▶ [DESCRIPTION OF THE TASK]:
Report each line from the data below that holds the word "indicator".

▶ [EXERCISE DATA]:
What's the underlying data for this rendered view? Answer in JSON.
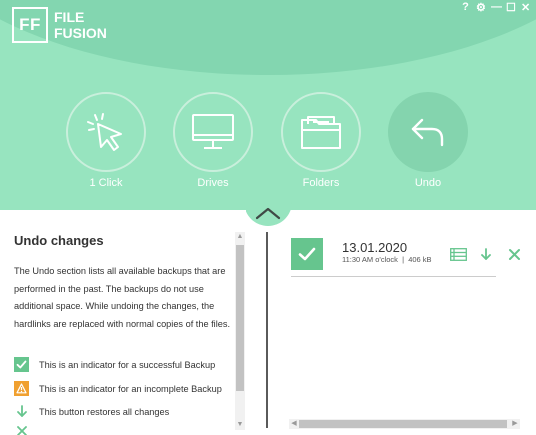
{
  "app": {
    "logo_mark": "FF",
    "logo_line1": "FILE",
    "logo_line2": "FUSION",
    "window_controls": [
      "?",
      "⚙",
      "—",
      "☐",
      "✕"
    ]
  },
  "colors": {
    "header_bg": "#97e4bf",
    "accent_green": "#66c58e",
    "warning_orange": "#f0a030",
    "text_dark": "#333333"
  },
  "nav": {
    "items": [
      {
        "label": "1 Click",
        "icon": "cursor-click-icon",
        "active": false
      },
      {
        "label": "Drives",
        "icon": "monitor-icon",
        "active": false
      },
      {
        "label": "Folders",
        "icon": "folder-icon",
        "active": false
      },
      {
        "label": "Undo",
        "icon": "undo-arrow-icon",
        "active": true
      }
    ]
  },
  "left_panel": {
    "title": "Undo changes",
    "description": "The Undo section lists all available backups that are performed in the past. The backups do not use additional space. While undoing the changes, the hardlinks are replaced with normal copies of the files.",
    "legend": [
      {
        "icon": "checkmark-icon",
        "text": "This is an indicator for a successful Backup"
      },
      {
        "icon": "warning-icon",
        "text": "This is an indicator for an incomplete Backup"
      },
      {
        "icon": "download-arrow-icon",
        "text": "This button restores all changes"
      }
    ]
  },
  "backups": [
    {
      "date": "13.01.2020",
      "time": "11:30 AM o'clock",
      "separator": "|",
      "size": "406 kB",
      "status": "successful"
    }
  ]
}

▶ [WRITTEN ANSWER]:
        "text": "This is an indicator for a successful Backup"
        "text": "This is an indicator for an incomplete Backup"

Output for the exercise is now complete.